[Supplied material — start]

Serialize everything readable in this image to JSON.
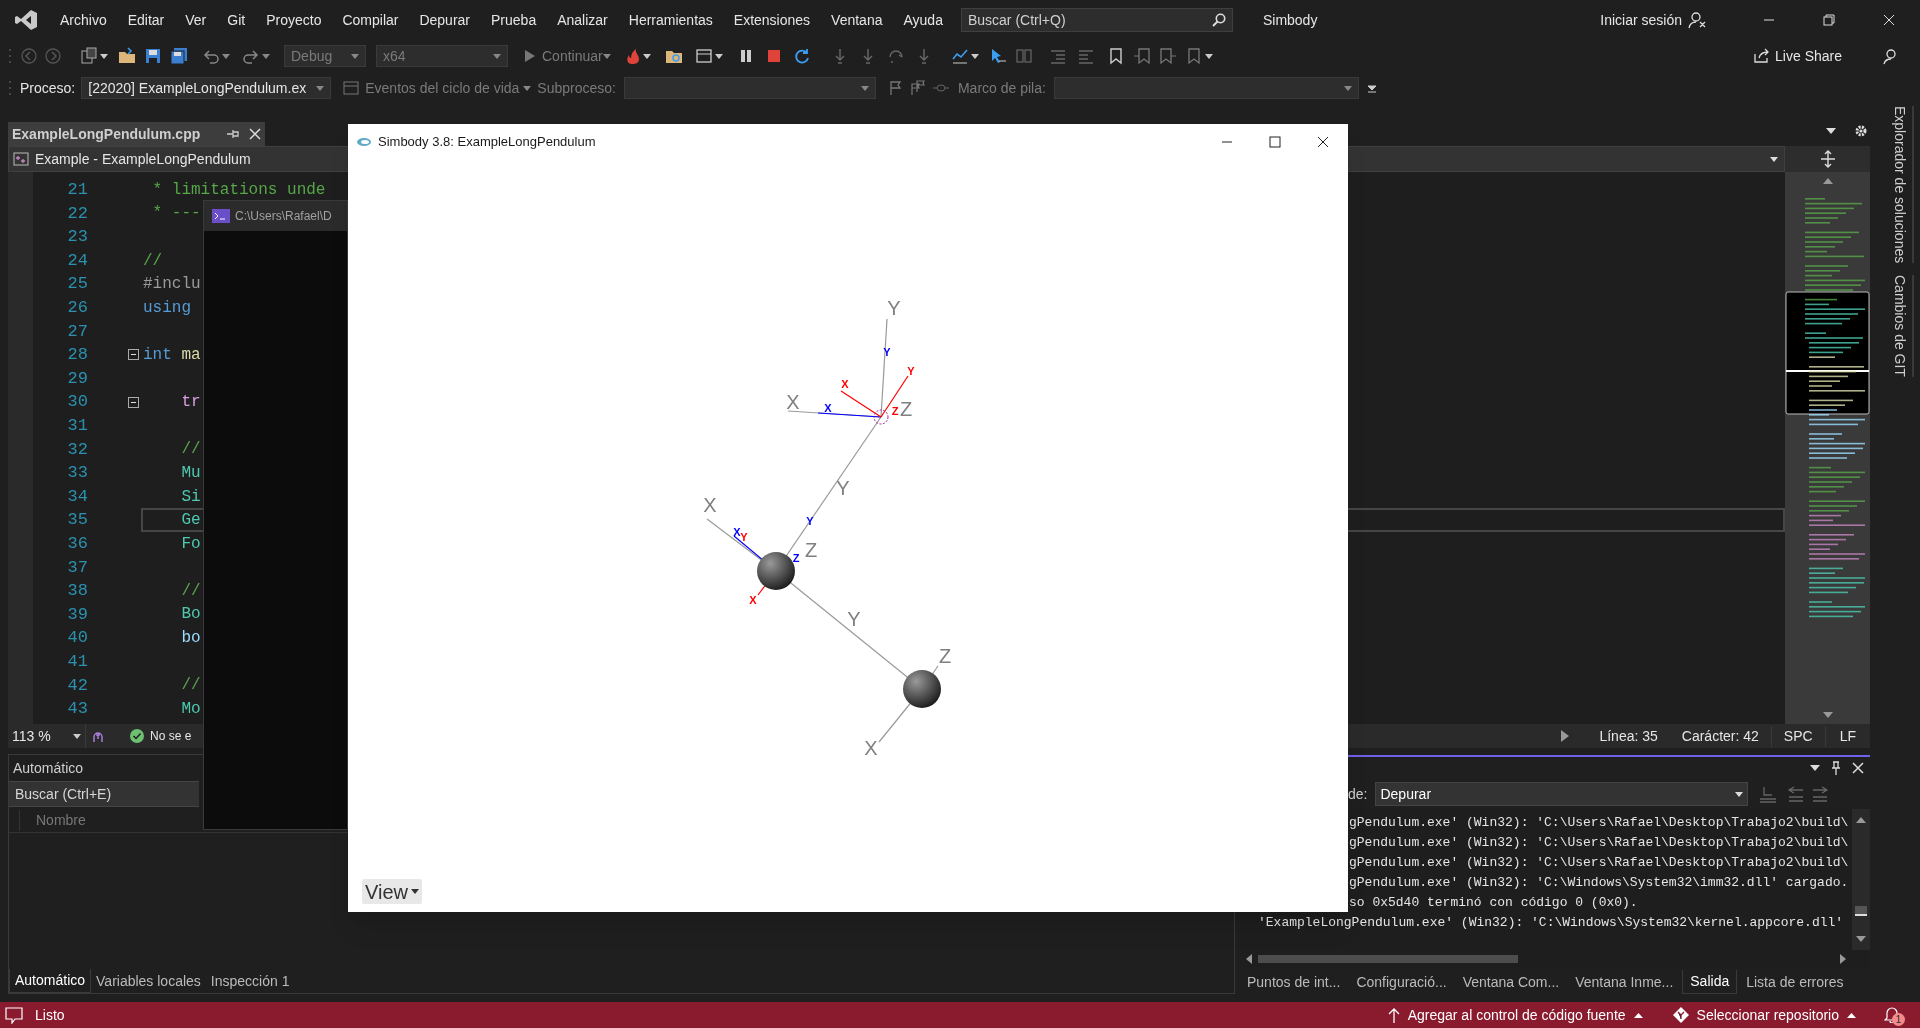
{
  "menu_bar": {
    "items": [
      "Archivo",
      "Editar",
      "Ver",
      "Git",
      "Proyecto",
      "Compilar",
      "Depurar",
      "Prueba",
      "Analizar",
      "Herramientas",
      "Extensiones",
      "Ventana",
      "Ayuda"
    ],
    "search": {
      "placeholder": "Buscar (Ctrl+Q)"
    },
    "solution_name": "Simbody",
    "sign_in": "Iniciar sesión"
  },
  "toolbar": {
    "configuration": "Debug",
    "platform": "x64",
    "continue": "Continuar",
    "live_share": "Live Share"
  },
  "debug_location": {
    "process_label": "Proceso:",
    "process": "[22020] ExampleLongPendulum.ex",
    "lifecycle_events": "Eventos del ciclo de vida",
    "thread_label": "Subproceso:",
    "stack_frame_label": "Marco de pila:"
  },
  "editor": {
    "tab_title": "ExampleLongPendulum.cpp",
    "navigation": "Example - ExampleLongPendulum",
    "lines": [
      {
        "number": "21",
        "current": false,
        "fold": false,
        "tokens": [
          {
            "text": " * limitations unde",
            "kind": "comment"
          }
        ]
      },
      {
        "number": "22",
        "current": false,
        "fold": false,
        "tokens": [
          {
            "text": " * ---",
            "kind": "comment"
          }
        ]
      },
      {
        "number": "23",
        "current": false,
        "fold": false
      },
      {
        "number": "24",
        "current": false,
        "fold": false,
        "tokens": [
          {
            "text": "//",
            "kind": "comment"
          }
        ]
      },
      {
        "number": "25",
        "current": false,
        "fold": false,
        "tokens": [
          {
            "text": "#inclu",
            "kind": "preprocessor"
          }
        ]
      },
      {
        "number": "26",
        "current": false,
        "fold": false,
        "tokens": [
          {
            "text": "using",
            "kind": "keyword"
          }
        ]
      },
      {
        "number": "27",
        "current": false,
        "fold": false
      },
      {
        "number": "28",
        "current": false,
        "fold": true,
        "tokens": [
          {
            "text": "int",
            "kind": "keyword"
          },
          {
            "text": " ma",
            "kind": "function"
          }
        ]
      },
      {
        "number": "29",
        "current": false,
        "fold": false
      },
      {
        "number": "30",
        "current": false,
        "fold": true,
        "tokens": [
          {
            "text": "    tr",
            "kind": "control"
          }
        ]
      },
      {
        "number": "31",
        "current": false,
        "fold": false
      },
      {
        "number": "32",
        "current": false,
        "fold": false,
        "tokens": [
          {
            "text": "    //",
            "kind": "comment"
          }
        ]
      },
      {
        "number": "33",
        "current": false,
        "fold": false,
        "tokens": [
          {
            "text": "    Mu",
            "kind": "type"
          }
        ]
      },
      {
        "number": "34",
        "current": false,
        "fold": false,
        "tokens": [
          {
            "text": "    Si",
            "kind": "type"
          }
        ]
      },
      {
        "number": "35",
        "current": true,
        "fold": false,
        "tokens": [
          {
            "text": "    Ge",
            "kind": "type"
          }
        ]
      },
      {
        "number": "36",
        "current": false,
        "fold": false,
        "tokens": [
          {
            "text": "    Fo",
            "kind": "type"
          }
        ]
      },
      {
        "number": "37",
        "current": false,
        "fold": false
      },
      {
        "number": "38",
        "current": false,
        "fold": false,
        "tokens": [
          {
            "text": "    //",
            "kind": "comment"
          }
        ]
      },
      {
        "number": "39",
        "current": false,
        "fold": false,
        "tokens": [
          {
            "text": "    Bo",
            "kind": "type"
          }
        ]
      },
      {
        "number": "40",
        "current": false,
        "fold": false,
        "tokens": [
          {
            "text": "    bo",
            "kind": "variable"
          }
        ]
      },
      {
        "number": "41",
        "current": false,
        "fold": false
      },
      {
        "number": "42",
        "current": false,
        "fold": false,
        "tokens": [
          {
            "text": "    //",
            "kind": "comment"
          }
        ]
      },
      {
        "number": "43",
        "current": false,
        "fold": false,
        "tokens": [
          {
            "text": "    Mo",
            "kind": "type"
          }
        ]
      }
    ],
    "zoom": "113 %",
    "health": "No se e",
    "line": "Línea: 35",
    "column": "Carácter: 42",
    "whitespace": "SPC",
    "line_ending": "LF"
  },
  "side_tabs": [
    "Explorador de soluciones",
    "Cambios de GIT"
  ],
  "console_window": {
    "title": "C:\\Users\\Rafael\\D"
  },
  "simbody_window": {
    "title": "Simbody 3.8: ExampleLongPendulum",
    "view_menu": "View",
    "labels": [
      {
        "text": "Y",
        "color": "#808080"
      },
      {
        "text": "X",
        "color": "#808080"
      },
      {
        "text": "Z",
        "color": "#808080"
      },
      {
        "text": "Y",
        "color": "#808080"
      },
      {
        "text": "X",
        "color": "#808080"
      },
      {
        "text": "Z",
        "color": "#808080"
      },
      {
        "text": "Y",
        "color": "#808080"
      },
      {
        "text": "Z",
        "color": "#808080"
      },
      {
        "text": "X",
        "color": "#808080"
      },
      {
        "text": "Y",
        "color": "#0000ff"
      },
      {
        "text": "X",
        "color": "#ff0000"
      },
      {
        "text": "Y",
        "color": "#ff0000"
      },
      {
        "text": "X",
        "color": "#0000ff"
      },
      {
        "text": "Z",
        "color": "#ff0000"
      },
      {
        "text": "Y",
        "color": "#0000ff"
      },
      {
        "text": "X",
        "color": "#0000ff"
      },
      {
        "text": "Y",
        "color": "#ff0000"
      },
      {
        "text": "X",
        "color": "#ff0000"
      },
      {
        "text": "Z",
        "color": "#0000ff"
      }
    ]
  },
  "locals_panel": {
    "title": "Automático",
    "search": {
      "placeholder": "Buscar (Ctrl+E)"
    },
    "columns": [
      "Nombre"
    ],
    "tabs": [
      {
        "label": "Automático",
        "selected": true
      },
      {
        "label": "Variables locales",
        "selected": false
      },
      {
        "label": "Inspección 1",
        "selected": false
      }
    ]
  },
  "output_panel": {
    "source_label": "de:",
    "source": "Depurar",
    "lines": [
      {
        "text": "gPendulum.exe' (Win32): 'C:\\Users\\Rafael\\Desktop\\Trabajo2\\build\\",
        "kind": "partial"
      },
      {
        "text": "gPendulum.exe' (Win32): 'C:\\Users\\Rafael\\Desktop\\Trabajo2\\build\\",
        "kind": "partial"
      },
      {
        "text": "gPendulum.exe' (Win32): 'C:\\Users\\Rafael\\Desktop\\Trabajo2\\build\\",
        "kind": "partial"
      },
      {
        "text": "gPendulum.exe' (Win32): 'C:\\Windows\\System32\\imm32.dll' cargado.",
        "kind": "partial"
      },
      {
        "text": "so 0x5d40 terminó con código 0 (0x0).",
        "kind": "partial"
      },
      {
        "text": "'ExampleLongPendulum.exe' (Win32): 'C:\\Windows\\System32\\kernel.appcore.dll'",
        "kind": "full"
      }
    ],
    "tabs": [
      {
        "label": "Puntos de int...",
        "selected": false
      },
      {
        "label": "Configuració...",
        "selected": false
      },
      {
        "label": "Ventana Com...",
        "selected": false
      },
      {
        "label": "Ventana Inme...",
        "selected": false
      },
      {
        "label": "Salida",
        "selected": true
      },
      {
        "label": "Lista de errores",
        "selected": false
      }
    ]
  },
  "status_bar": {
    "text": "Listo",
    "source_control": "Agregar al control de código fuente",
    "repository": "Seleccionar repositorio",
    "notifications": "1"
  }
}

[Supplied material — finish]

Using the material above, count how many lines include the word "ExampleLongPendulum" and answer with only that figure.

5